== Your task ==
The answer must consist of every line from the entries that holds the word "value".
**** Records shown ****
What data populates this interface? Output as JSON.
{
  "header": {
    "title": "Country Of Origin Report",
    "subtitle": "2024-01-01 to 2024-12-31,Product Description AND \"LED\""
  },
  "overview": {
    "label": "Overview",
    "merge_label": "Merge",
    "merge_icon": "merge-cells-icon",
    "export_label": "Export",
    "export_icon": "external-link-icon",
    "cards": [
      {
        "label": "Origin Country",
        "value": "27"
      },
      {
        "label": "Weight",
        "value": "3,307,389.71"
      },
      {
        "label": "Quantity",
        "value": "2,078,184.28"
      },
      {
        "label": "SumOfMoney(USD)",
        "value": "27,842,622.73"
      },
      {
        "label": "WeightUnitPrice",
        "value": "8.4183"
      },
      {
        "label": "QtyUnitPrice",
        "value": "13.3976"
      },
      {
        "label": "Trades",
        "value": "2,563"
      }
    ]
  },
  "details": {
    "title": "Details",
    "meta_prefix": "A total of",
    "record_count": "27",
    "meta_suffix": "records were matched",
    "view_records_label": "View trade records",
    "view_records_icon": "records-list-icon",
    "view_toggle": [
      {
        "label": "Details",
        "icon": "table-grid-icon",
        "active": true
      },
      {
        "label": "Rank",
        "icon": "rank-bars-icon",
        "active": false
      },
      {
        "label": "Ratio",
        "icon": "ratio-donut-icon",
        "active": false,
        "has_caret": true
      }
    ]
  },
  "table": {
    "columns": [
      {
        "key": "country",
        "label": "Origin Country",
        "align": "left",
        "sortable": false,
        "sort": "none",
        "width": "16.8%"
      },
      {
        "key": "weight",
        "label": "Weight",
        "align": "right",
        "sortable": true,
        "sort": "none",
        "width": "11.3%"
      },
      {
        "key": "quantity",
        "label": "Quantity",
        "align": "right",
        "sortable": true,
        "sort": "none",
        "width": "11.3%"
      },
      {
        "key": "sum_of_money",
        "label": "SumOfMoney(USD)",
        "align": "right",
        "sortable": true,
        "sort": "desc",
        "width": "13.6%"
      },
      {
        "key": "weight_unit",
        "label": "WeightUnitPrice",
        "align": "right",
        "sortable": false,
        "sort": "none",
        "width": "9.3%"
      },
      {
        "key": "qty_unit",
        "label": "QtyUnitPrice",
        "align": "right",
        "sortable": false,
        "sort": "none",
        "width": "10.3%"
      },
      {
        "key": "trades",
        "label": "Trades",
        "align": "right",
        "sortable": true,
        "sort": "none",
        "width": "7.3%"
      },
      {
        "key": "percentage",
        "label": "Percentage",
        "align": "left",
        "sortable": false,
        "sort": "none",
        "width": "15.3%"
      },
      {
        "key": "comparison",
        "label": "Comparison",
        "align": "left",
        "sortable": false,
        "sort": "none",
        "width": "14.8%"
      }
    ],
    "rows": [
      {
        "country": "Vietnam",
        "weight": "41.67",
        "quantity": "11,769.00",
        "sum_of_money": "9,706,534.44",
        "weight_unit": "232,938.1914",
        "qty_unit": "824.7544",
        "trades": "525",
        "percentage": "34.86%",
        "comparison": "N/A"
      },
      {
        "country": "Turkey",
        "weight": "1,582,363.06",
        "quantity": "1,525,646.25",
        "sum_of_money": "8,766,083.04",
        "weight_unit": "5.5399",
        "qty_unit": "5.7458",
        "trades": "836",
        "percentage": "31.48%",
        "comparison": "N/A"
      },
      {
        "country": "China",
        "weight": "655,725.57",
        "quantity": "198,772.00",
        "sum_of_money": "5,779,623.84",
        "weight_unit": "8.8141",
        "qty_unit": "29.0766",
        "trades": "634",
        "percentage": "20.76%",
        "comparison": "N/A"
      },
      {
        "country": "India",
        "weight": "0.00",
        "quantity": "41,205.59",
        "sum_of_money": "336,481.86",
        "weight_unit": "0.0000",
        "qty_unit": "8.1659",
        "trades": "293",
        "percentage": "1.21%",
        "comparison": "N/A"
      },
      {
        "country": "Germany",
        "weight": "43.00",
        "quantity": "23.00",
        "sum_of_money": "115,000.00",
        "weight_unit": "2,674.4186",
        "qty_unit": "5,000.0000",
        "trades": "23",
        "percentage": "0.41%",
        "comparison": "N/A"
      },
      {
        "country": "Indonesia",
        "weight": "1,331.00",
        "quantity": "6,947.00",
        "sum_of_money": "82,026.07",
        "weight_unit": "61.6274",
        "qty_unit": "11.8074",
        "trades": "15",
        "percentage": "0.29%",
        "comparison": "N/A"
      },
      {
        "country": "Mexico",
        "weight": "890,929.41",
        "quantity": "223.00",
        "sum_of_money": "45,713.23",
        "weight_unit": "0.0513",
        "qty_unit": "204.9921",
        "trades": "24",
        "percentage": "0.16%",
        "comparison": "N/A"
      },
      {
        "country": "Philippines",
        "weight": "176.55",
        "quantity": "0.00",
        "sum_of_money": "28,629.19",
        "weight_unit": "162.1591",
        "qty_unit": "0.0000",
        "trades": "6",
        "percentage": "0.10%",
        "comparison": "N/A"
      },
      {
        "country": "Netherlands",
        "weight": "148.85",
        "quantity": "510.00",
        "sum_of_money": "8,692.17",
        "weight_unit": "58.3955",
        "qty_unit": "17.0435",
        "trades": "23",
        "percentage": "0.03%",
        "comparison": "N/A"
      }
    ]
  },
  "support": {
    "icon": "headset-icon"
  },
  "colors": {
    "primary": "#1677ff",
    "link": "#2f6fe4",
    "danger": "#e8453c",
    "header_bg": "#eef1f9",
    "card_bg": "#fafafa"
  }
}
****
== Solution ==
        "value": "27"
        "value": "3,307,389.71"
        "value": "2,078,184.28"
        "value": "27,842,622.73"
        "value": "8.4183"
        "value": "13.3976"
        "value": "2,563"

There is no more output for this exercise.